The voiceless and marginalized have found their collective strength and successfully resisted an assault by a corporate giant. The union dusts itself off and goes back to organizing. It’s just another day on the front line of the global struggle between capital and labour.
The union drive at Amazon’s 885,000-square-foot warehouse in Bessemer, Alabama, failed. But the historic campaign nabbed global headlines and added fuel to ongoing workers’ revolts across the world. Strikes by Amazon workers in Italy, Germany and India are coalescing into an international struggle against the world’s fourth-most valuable company and its grueling working conditions and intensive surveillance. Since the dawn of capitalism, bosses have found innovations to oversee and extract more work from the overstressed bodies of their labor force. But Amazon’s minute surveillance of workers — who, at the Bessemer facility, are mostly Black and women — would make the Stasi blush. At the company’s warehouses, workers use hand-held devices that track their every move and assess their speed and accuracy.
When I was in high school, my economics class read The End of Poverty by Jeffrey Sachs. The book is a passionate appeal to help those living in the worst poverty in the world. Sachs writes that we should not worry too much about the people in second-to-last place, such as the poorly paid workers in labor-intensive industries who were then the focus of considerable debate and activism on U.S. college campuses. Sweatshop workers, Sachs conceded, were on the bottom rung of the ladder. But subsistence farmers were not on the ladder at all. Once we helped them get a foothold, they could begin ascending from textiles all the way up to high tech. I internalized Sachs’s argument, sensing it would help me feel better about the world we live in.

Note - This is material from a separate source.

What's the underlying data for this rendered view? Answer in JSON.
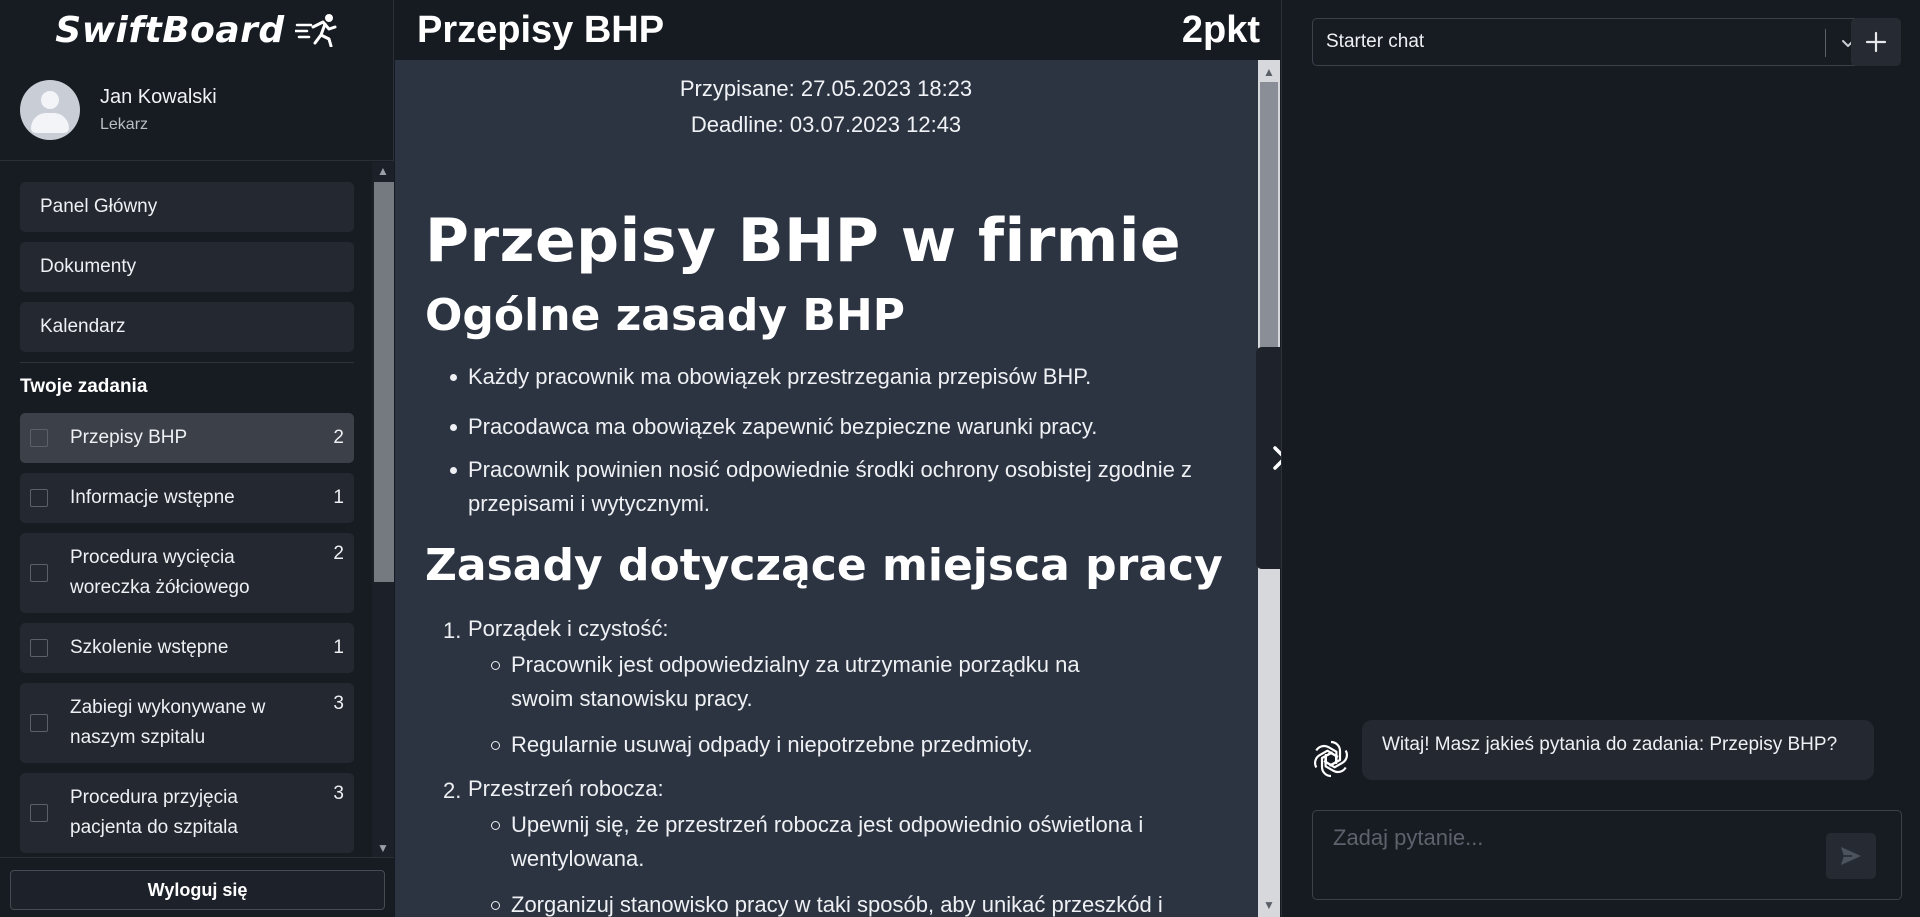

Everyone we know is “for” trade. We can’t remember ever meeting anyone who is “against” trade. This simplistic view of globalization — that everyone is either for or against trade — brought grief to millions of workers and families in America. Thomas Friedman wrote several popular books on globalization. He once said that he didn’t need to read CAFTA — the free trade agreement for Central American countries. The title of the document said “Free Trade.” That was all he needed to know. Nobel Prize economist Joseph Stiglitz puts the question more productively, “How should we manage globalization?”